Dispatches from ASIS&T – Panel on Social Tagging and Reader’s Advisory

“Beyond the Playlist: Looking at User-Generated Collocation of Cultural Products through Social Tagging”

Nadine Desrochers, University of Montreal
Audrey Laplante, University of Montreal
Anabel Quan-Haase, University of Western Ontario
Kim Martin, University of Western Ontario
Diane Rasmussen Pennington, University of Western Ontario
Louise Spiteri, Dalhousie University

The panel consisted of several collaborators working on the same question: what kind of information do we get from social tagging, and can it improve upon the catalog information found in most public libraries?

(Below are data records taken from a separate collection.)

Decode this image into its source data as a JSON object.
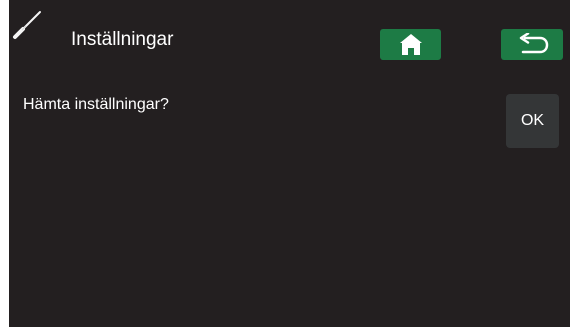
{
  "header": {
    "title": "Inställningar",
    "settings_icon": "screwdriver-icon",
    "home_icon": "home-icon",
    "back_icon": "back-arrow-icon"
  },
  "dialog": {
    "message": "Hämta inställningar?",
    "ok_label": "OK"
  },
  "colors": {
    "background": "#231f20",
    "text": "#ffffff",
    "nav_button": "#1d7b45",
    "ok_button": "#343637"
  }
}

The researchers looked at the tagging around Casino Royale in Goodreads, Last.fm, and the BiblioCommons and Encore catalog systems to understand the substance and uses of user-generated content in a reader’s advisory framework. They found some interesting things:

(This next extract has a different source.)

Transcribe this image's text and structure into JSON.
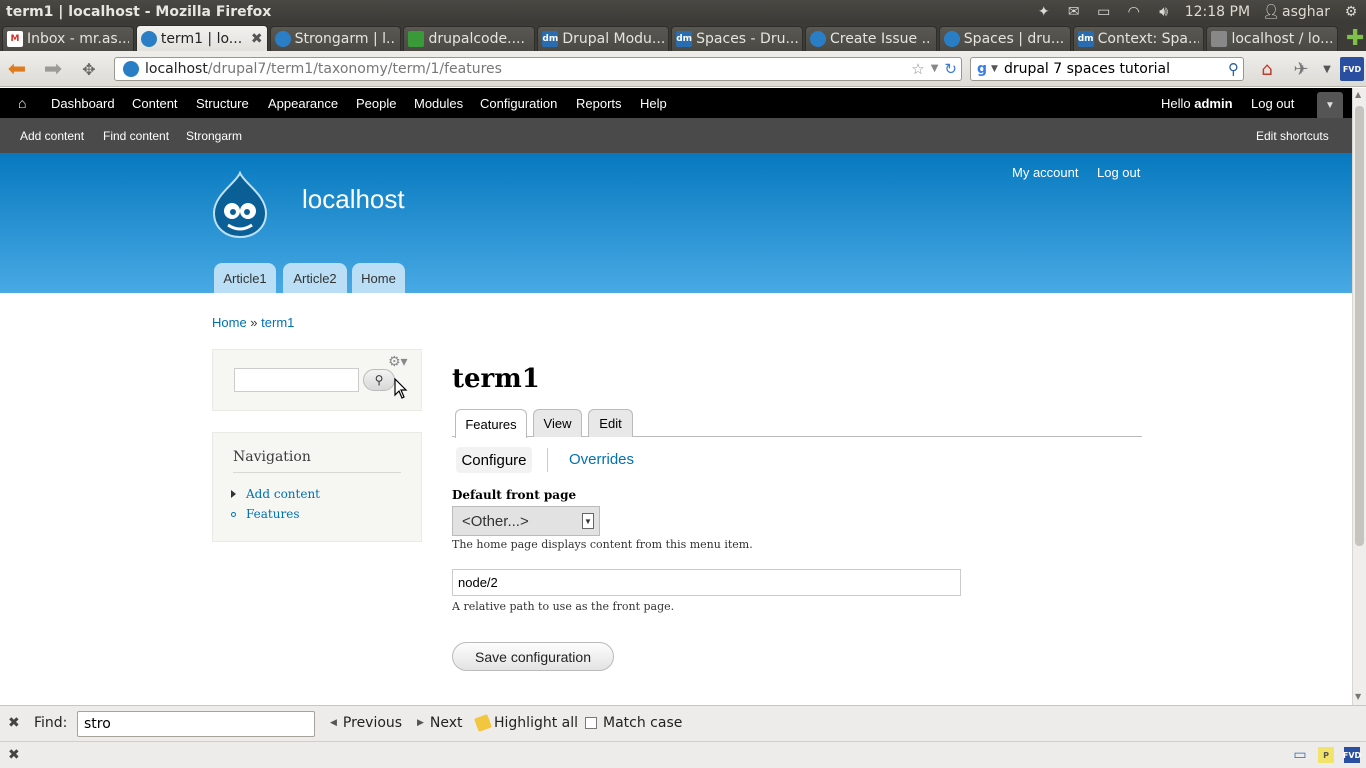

  • Goodreads tagging was largely for personal use and genre dominated among the types of tags used. Only some of Saricks’s appeal elements appeared among tags (characterization and setting)
  • Last.fm was more community-oriented in its tagging practices. Tags were often very long and opinion-based, offering information about listening context and personal reactions to the music
  • BiblioCommons has a barely-used review system and Encore’s had not even been turned on. However, LCSH subject headings are rarely helpful for identifying appeal factors in fiction and popular culture; the researchers suggested that sticking to librarian-approved access points limits how users can decide what they want to read next